▼▼▼

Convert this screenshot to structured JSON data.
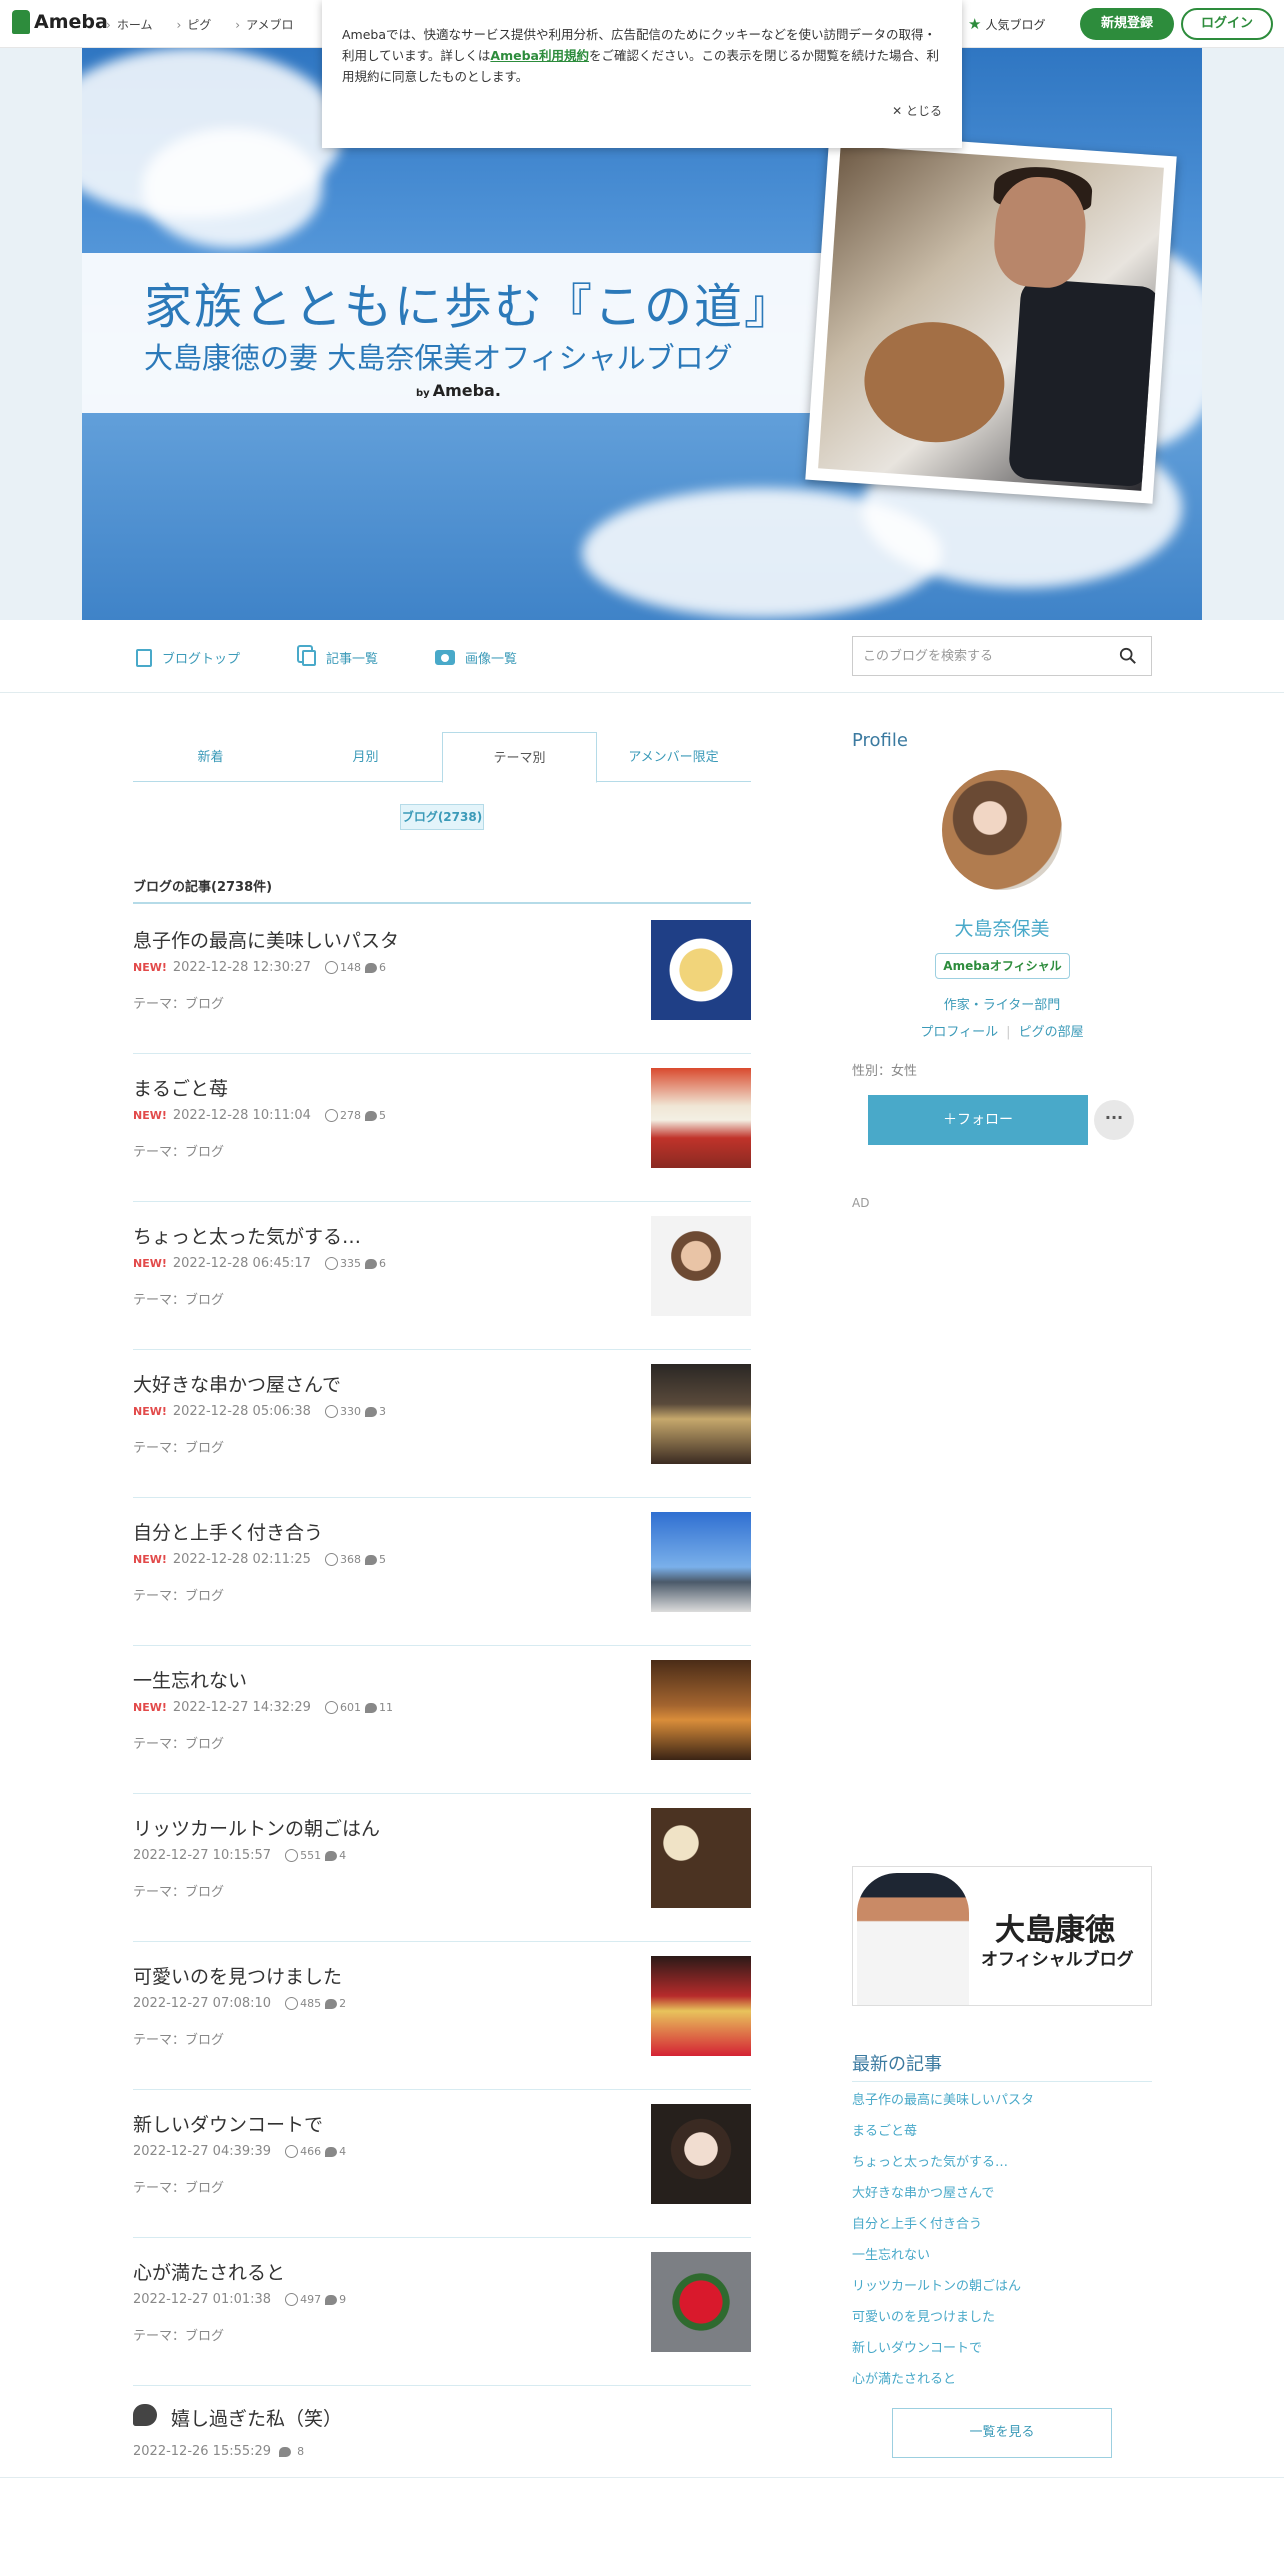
{
  "topbar": {
    "logo": "Ameba",
    "nav": [
      "ホーム",
      "ピグ",
      "アメブロ"
    ],
    "popular": "人気ブログ",
    "register": "新規登録",
    "login": "ログイン"
  },
  "cookie": {
    "text_before": "Amebaでは、快適なサービス提供や利用分析、広告配信のためにクッキーなどを使い訪問データの取得・利用しています。詳しくは",
    "link": "Ameba利用規約",
    "text_after": "をご確認ください。この表示を閉じるか閲覧を続けた場合、利用規約に同意したものとします。",
    "close": "✕ とじる"
  },
  "banner": {
    "title": "家族とともに歩む『この道』",
    "subtitle": "大島康徳の妻 大島奈保美オフィシャルブログ",
    "by_small": "by",
    "by": "Ameba."
  },
  "blognav": {
    "top": "ブログトップ",
    "list": "記事一覧",
    "images": "画像一覧",
    "search_placeholder": "このブログを検索する"
  },
  "tabs": [
    "新着",
    "月別",
    "テーマ別",
    "アメンバー限定"
  ],
  "theme_chip": "ブログ(2738)",
  "list_heading": "ブログの記事(2738件)",
  "new_label": "NEW!",
  "theme_label": "テーマ：ブログ",
  "articles": [
    {
      "title": "息子作の最高に美味しいパスタ",
      "new": true,
      "date": "2022-12-28 12:30:27",
      "likes": "148",
      "comments": "6"
    },
    {
      "title": "まるごと苺",
      "new": true,
      "date": "2022-12-28 10:11:04",
      "likes": "278",
      "comments": "5"
    },
    {
      "title": "ちょっと太った気がする…",
      "new": true,
      "date": "2022-12-28 06:45:17",
      "likes": "335",
      "comments": "6"
    },
    {
      "title": "大好きな串かつ屋さんで",
      "new": true,
      "date": "2022-12-28 05:06:38",
      "likes": "330",
      "comments": "3"
    },
    {
      "title": "自分と上手く付き合う",
      "new": true,
      "date": "2022-12-28 02:11:25",
      "likes": "368",
      "comments": "5"
    },
    {
      "title": "一生忘れない",
      "new": true,
      "date": "2022-12-27 14:32:29",
      "likes": "601",
      "comments": "11"
    },
    {
      "title": "リッツカールトンの朝ごはん",
      "new": false,
      "date": "2022-12-27 10:15:57",
      "likes": "551",
      "comments": "4"
    },
    {
      "title": "可愛いのを見つけました",
      "new": false,
      "date": "2022-12-27 07:08:10",
      "likes": "485",
      "comments": "2"
    },
    {
      "title": "新しいダウンコートで",
      "new": false,
      "date": "2022-12-27 04:39:39",
      "likes": "466",
      "comments": "4"
    },
    {
      "title": "心が満たされると",
      "new": false,
      "date": "2022-12-27 01:01:38",
      "likes": "497",
      "comments": "9"
    }
  ],
  "reblog": {
    "title": "嬉し過ぎた私（笑）",
    "date": "2022-12-26 15:55:29",
    "comments": "8"
  },
  "sidebar": {
    "profile_heading": "Profile",
    "name": "大島奈保美",
    "badge": "Amebaオフィシャル",
    "category": "作家・ライター部門",
    "link_profile": "プロフィール",
    "link_room": "ピグの部屋",
    "sex": "性別：女性",
    "follow": "＋フォロー",
    "more": "···",
    "ad": "AD",
    "hub_name": "大島康徳",
    "hub_sub": "オフィシャルブログ",
    "recent_heading": "最新の記事",
    "see_all": "一覧を見る"
  }
}
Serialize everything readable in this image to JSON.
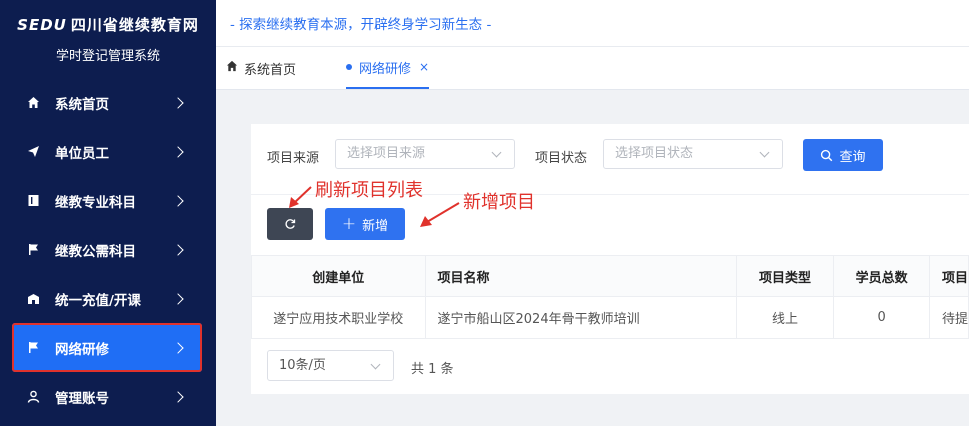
{
  "brand": {
    "logo_text": "SEDU",
    "title": "四川省继续教育网",
    "subtitle": "学时登记管理系统"
  },
  "sidebar": {
    "items": [
      {
        "label": "系统首页",
        "icon": "home-icon"
      },
      {
        "label": "单位员工",
        "icon": "send-icon"
      },
      {
        "label": "继教专业科目",
        "icon": "book-icon"
      },
      {
        "label": "继教公需科目",
        "icon": "flag-icon"
      },
      {
        "label": "统一充值/开课",
        "icon": "shop-icon"
      },
      {
        "label": "网络研修",
        "icon": "flag-icon",
        "active": true
      },
      {
        "label": "管理账号",
        "icon": "user-icon"
      }
    ]
  },
  "header": {
    "slogan": "- 探索继续教育本源，开辟终身学习新生态 -"
  },
  "tabs": [
    {
      "label": "系统首页",
      "icon": "home-icon"
    },
    {
      "label": "网络研修",
      "active": true,
      "close": "×"
    }
  ],
  "filters": {
    "source_label": "项目来源",
    "source_placeholder": "选择项目来源",
    "status_label": "项目状态",
    "status_placeholder": "选择项目状态",
    "query_label": "查询"
  },
  "toolbar": {
    "add_label": "新增"
  },
  "annotations": {
    "refresh": "刷新项目列表",
    "add": "新增项目"
  },
  "table": {
    "columns": [
      "创建单位",
      "项目名称",
      "项目类型",
      "学员总数",
      "项目"
    ],
    "rows": [
      [
        "遂宁应用技术职业学校",
        "遂宁市船山区2024年骨干教师培训",
        "线上",
        "0",
        "待提"
      ]
    ]
  },
  "pagination": {
    "page_size": "10条/页",
    "total": "共 1 条"
  },
  "colors": {
    "primary": "#2f72f0",
    "sidebar_bg": "#0d1d4f",
    "annotation": "#e0322c",
    "dark_button": "#3e4654"
  }
}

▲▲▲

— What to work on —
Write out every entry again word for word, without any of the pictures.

— Answer below —
Convert this screenshot to structured JSON data.
{
  "topbar": {
    "logo": "Ameba",
    "nav": [
      "ホーム",
      "ピグ",
      "アメブロ"
    ],
    "popular": "人気ブログ",
    "register": "新規登録",
    "login": "ログイン"
  },
  "cookie": {
    "text_before": "Amebaでは、快適なサービス提供や利用分析、広告配信のためにクッキーなどを使い訪問データの取得・利用しています。詳しくは",
    "link": "Ameba利用規約",
    "text_after": "をご確認ください。この表示を閉じるか閲覧を続けた場合、利用規約に同意したものとします。",
    "close": "✕ とじる"
  },
  "banner": {
    "title": "家族とともに歩む『この道』",
    "subtitle": "大島康徳の妻 大島奈保美オフィシャルブログ",
    "by_small": "by",
    "by": "Ameba."
  },
  "blognav": {
    "top": "ブログトップ",
    "list": "記事一覧",
    "images": "画像一覧",
    "search_placeholder": "このブログを検索する"
  },
  "tabs": [
    "新着",
    "月別",
    "テーマ別",
    "アメンバー限定"
  ],
  "theme_chip": "ブログ(2738)",
  "list_heading": "ブログの記事(2738件)",
  "new_label": "NEW!",
  "theme_label": "テーマ：ブログ",
  "articles": [
    {
      "title": "息子作の最高に美味しいパスタ",
      "new": true,
      "date": "2022-12-28 12:30:27",
      "likes": "148",
      "comments": "6"
    },
    {
      "title": "まるごと苺",
      "new": true,
      "date": "2022-12-28 10:11:04",
      "likes": "278",
      "comments": "5"
    },
    {
      "title": "ちょっと太った気がする…",
      "new": true,
      "date": "2022-12-28 06:45:17",
      "likes": "335",
      "comments": "6"
    },
    {
      "title": "大好きな串かつ屋さんで",
      "new": true,
      "date": "2022-12-28 05:06:38",
      "likes": "330",
      "comments": "3"
    },
    {
      "title": "自分と上手く付き合う",
      "new": true,
      "date": "2022-12-28 02:11:25",
      "likes": "368",
      "comments": "5"
    },
    {
      "title": "一生忘れない",
      "new": true,
      "date": "2022-12-27 14:32:29",
      "likes": "601",
      "comments": "11"
    },
    {
      "title": "リッツカールトンの朝ごはん",
      "new": false,
      "date": "2022-12-27 10:15:57",
      "likes": "551",
      "comments": "4"
    },
    {
      "title": "可愛いのを見つけました",
      "new": false,
      "date": "2022-12-27 07:08:10",
      "likes": "485",
      "comments": "2"
    },
    {
      "title": "新しいダウンコートで",
      "new": false,
      "date": "2022-12-27 04:39:39",
      "likes": "466",
      "comments": "4"
    },
    {
      "title": "心が満たされると",
      "new": false,
      "date": "2022-12-27 01:01:38",
      "likes": "497",
      "comments": "9"
    }
  ],
  "reblog": {
    "title": "嬉し過ぎた私（笑）",
    "date": "2022-12-26 15:55:29",
    "comments": "8"
  },
  "sidebar": {
    "profile_heading": "Profile",
    "name": "大島奈保美",
    "badge": "Amebaオフィシャル",
    "category": "作家・ライター部門",
    "link_profile": "プロフィール",
    "link_room": "ピグの部屋",
    "sex": "性別：女性",
    "follow": "＋フォロー",
    "more": "···",
    "ad": "AD",
    "hub_name": "大島康徳",
    "hub_sub": "オフィシャルブログ",
    "recent_heading": "最新の記事",
    "see_all": "一覧を見る"
  }
}
Serialize everything readable in this image to JSON.
{
  "brand": {
    "logo_text": "SEDU",
    "title": "四川省继续教育网",
    "subtitle": "学时登记管理系统"
  },
  "sidebar": {
    "items": [
      {
        "label": "系统首页",
        "icon": "home-icon"
      },
      {
        "label": "单位员工",
        "icon": "send-icon"
      },
      {
        "label": "继教专业科目",
        "icon": "book-icon"
      },
      {
        "label": "继教公需科目",
        "icon": "flag-icon"
      },
      {
        "label": "统一充值/开课",
        "icon": "shop-icon"
      },
      {
        "label": "网络研修",
        "icon": "flag-icon",
        "active": true
      },
      {
        "label": "管理账号",
        "icon": "user-icon"
      }
    ]
  },
  "header": {
    "slogan": "- 探索继续教育本源，开辟终身学习新生态 -"
  },
  "tabs": [
    {
      "label": "系统首页",
      "icon": "home-icon"
    },
    {
      "label": "网络研修",
      "active": true,
      "close": "×"
    }
  ],
  "filters": {
    "source_label": "项目来源",
    "source_placeholder": "选择项目来源",
    "status_label": "项目状态",
    "status_placeholder": "选择项目状态",
    "query_label": "查询"
  },
  "toolbar": {
    "add_label": "新增"
  },
  "annotations": {
    "refresh": "刷新项目列表",
    "add": "新增项目"
  },
  "table": {
    "columns": [
      "创建单位",
      "项目名称",
      "项目类型",
      "学员总数",
      "项目"
    ],
    "rows": [
      [
        "遂宁应用技术职业学校",
        "遂宁市船山区2024年骨干教师培训",
        "线上",
        "0",
        "待提"
      ]
    ]
  },
  "pagination": {
    "page_size": "10条/页",
    "total": "共 1 条"
  },
  "colors": {
    "primary": "#2f72f0",
    "sidebar_bg": "#0d1d4f",
    "annotation": "#e0322c",
    "dark_button": "#3e4654"
  }
}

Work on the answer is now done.